Subject: Press Release:  Apple Computer Deletes Burma

Seattle Campaign for a Free Burma

2319 N. 45th St., Suite 115 Seattle, WA 98103 Ph: (206) 784-5742 Fax: 
(206) 784-8150


confirmed today that it is in the process of terminating its relationship
with its distributor in the Southeast Asian dictatorship of Burma

Apple spokeswoman Nancy Keith Kelly said the move was in reaction to a
Massachusetts state "selective purchasing" law signed by Governor William
Weld in June.  The law bars state contracts with companies doing business
in Burma.  Similar laws are in effect in six US cities. 

"This is exactly what we want this law to do," said Rep. Byron Rushing,
sponsor of the Massachusetts bill.  "We hope the rest of the companies
will also get out."

Apple had sold several thousand units to the ruling military junta in
Burma, ostensibly for use in the school system.  Sources say the purchase
was arranged through Lt. Gen. Khin Nyunt, head of Burma's dreaded Military
Intelligence, and concurrently Secretary 1 of the State Law and Order
Restoration Council (SLORC). 

Reports from inside Burma suggest that students were required to pay extra
fees for the computers but were then not given access to them. 

The SLORC recently announced a law providing long prison terms for those
who use a computer modem without government permission.  Similar laws are
already in effect for fax machines, telephones, satellite dishes and video

Burmese democracy leader and Nobel Peace laureate Aung San Suu Kyi has
called for sanctions against the military junta, saying that international
commerce under present circumstances only reinforces the control of the
SLORC, which has refused to hand over power to democracy forces despite an
overwhelming election victory. 

A SLORC crackdown during the past week has brought the arrest of 800
democracy supporters, and has resulted in fresh international condemnation
of the regime. 

Yesterday, President Clinton issued a proclamation banning visas for SLORC
members and their families.  He is considering further economic sanctions
as outlined in a bipartisan law passed by Congress. 

An international three day fast for Burma begins Monday, October 7th on
more than 60 university campuses in the US, as well as South Africa,
Japan, India and other countries.  Activists are targeting US companies
Unocal, Texaco, Arco and PepsiCo, as well as Mitsui, Mitsubishi and
Marubeni of Japan. 

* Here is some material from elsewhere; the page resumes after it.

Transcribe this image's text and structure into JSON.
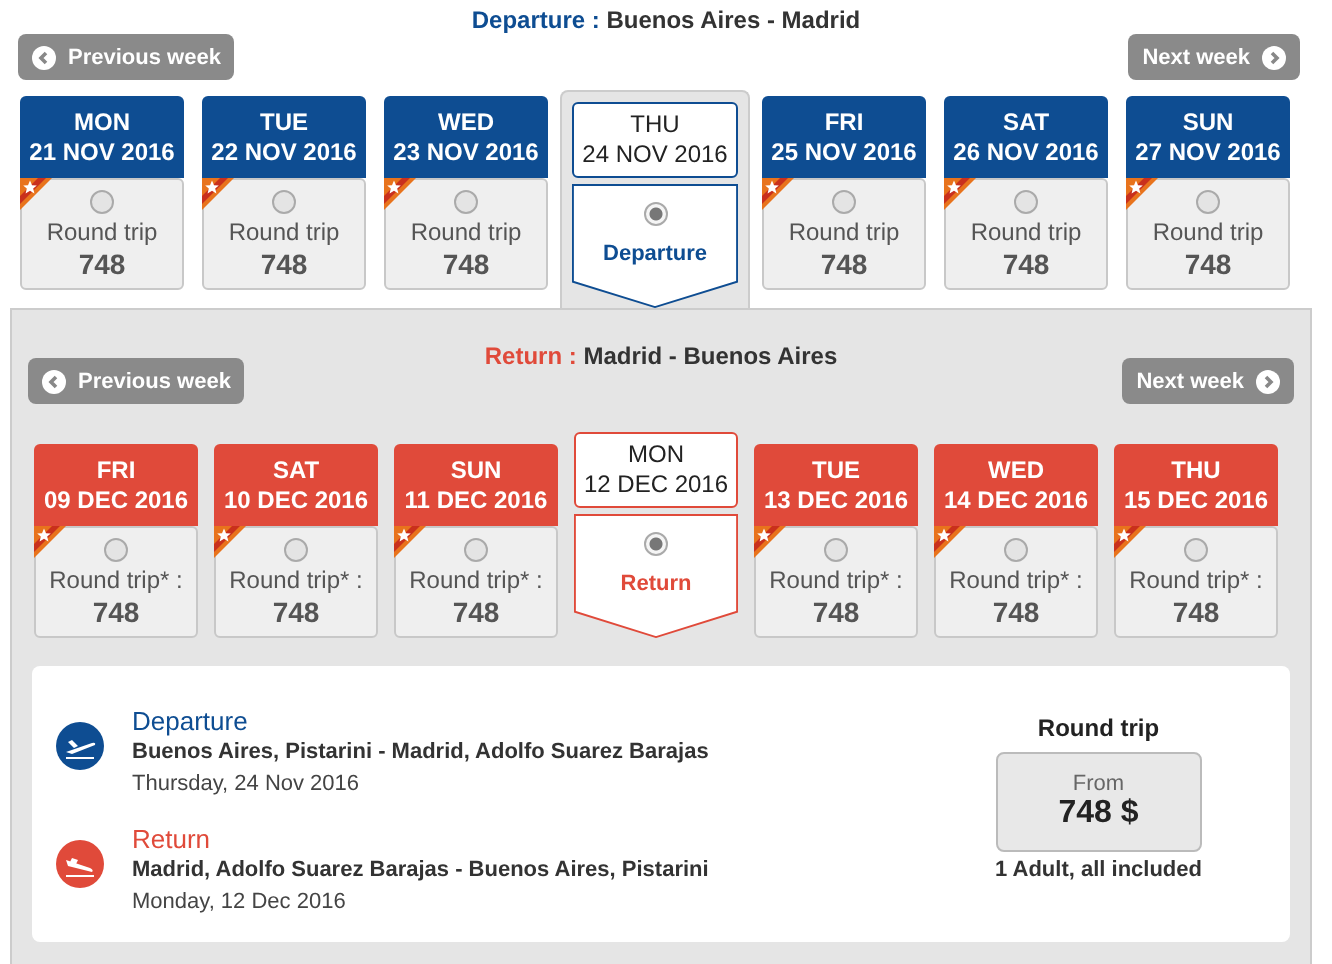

   Contact:  Dr. Thaung Htun, National Coalition Government of the Union
of Burma, 212-338-0048 Simon Billenness, Senior Analyst, Franklin Research
and Development, 617-423-6655, x225 Nancy Keith Kelly, International
Public Relations, Apple Computer, 408-996-1010